of D&I work is to advance equality - that is the intended outcome.
Inclusion asks how team members can feel valued for their differences and participate fully. It is the culture we want to build. To understand inclusion, we should ask ourselves “what am I not able to see?” You might think that if I don’t experience a barrier, then it mustn’t exist for anyone. If one person is experiencing exclusion then you might think that it is an isolated issue that doesn’t require further action. Inclusion takes it that step further and asks how individuals in a group feel valued and if they can participate fully. It relates to their experience of their workplace. Probing questions to help you dig down and understand if there are some barriers or inequalities to inclusion in your organisation include “what don’t we realize we are doing that is negatively impacting our diverse teams” or “what is contributing to people who are marginalized not feeling a sense of belonging” or “what is the experience for individuals who are marginalized with the organisation?”

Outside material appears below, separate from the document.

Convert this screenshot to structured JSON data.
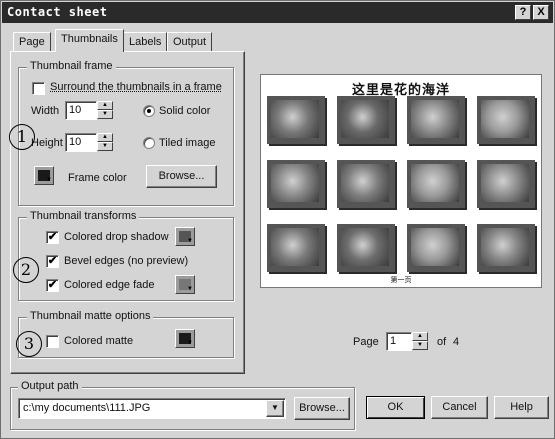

Digging deeper, there is another concept called intersectionality, which is a framework to understand the complexity of diversity and how people’s identities combine to create different forms of discrimination and privilege. It is all the diversity factors that inform our identity. We all have a gender, a race, a physical location, spirituality, language etc. It is a lens through which you can see to understand that complexity even more. Intersectionality means listening to others, examining our own privileges and asking questions about who may be excluded or adversely affected by our work. It means taking measurable action to invite, include and center the voices of marginalized individuals. Taking an intersectionality approach allows you to work on and solve problems and barriers for more than one group at a time.
The presentation looked at and helped participants understand different identity concepts.
For me this was really helpful. Race is a social construct and is often associated with biology and linked with physical characteristics such as skin color, hair texture and facial features. Race was created by humans, it is a social construct that changes over time. Ethnicity is linked with cultural expression and identification, it is a cultural phenomenon, for example someone is Francophone or Asian. BIPOC or black, indigenous, people of colour is now the common term, with the former term being visible minority. It is much more acceptable today to use the term BIPOC and it is really recommended that you be as specific as possible where you can.
Indigeneity is an umbrella term. There are a number of recommended terms, such as First Nations, Indigenous, Inuit and Metis peoples and some different context specific terms, like Aboriginal, Indian or Native. This can be tricky to navigate as a term that might be acceptable to some, might also be offensive to others. It is always best to ask what a certain group or individual prefers to be called. Overall Indigenous Peoples is the broadest term that is most commonly accepted. The most respectful approach is often to use the most specific term for a population when possible. Always ask respectfully when you have any questions and consider capitalization as a sign of respect to the people you are referring to.
There was lots more good, relevant information in the overview presentation that can contribute to those in the woodworking industry to better understand and take advantage of the benefits that D&I can bring to their organisations. I will expand on those in my next column.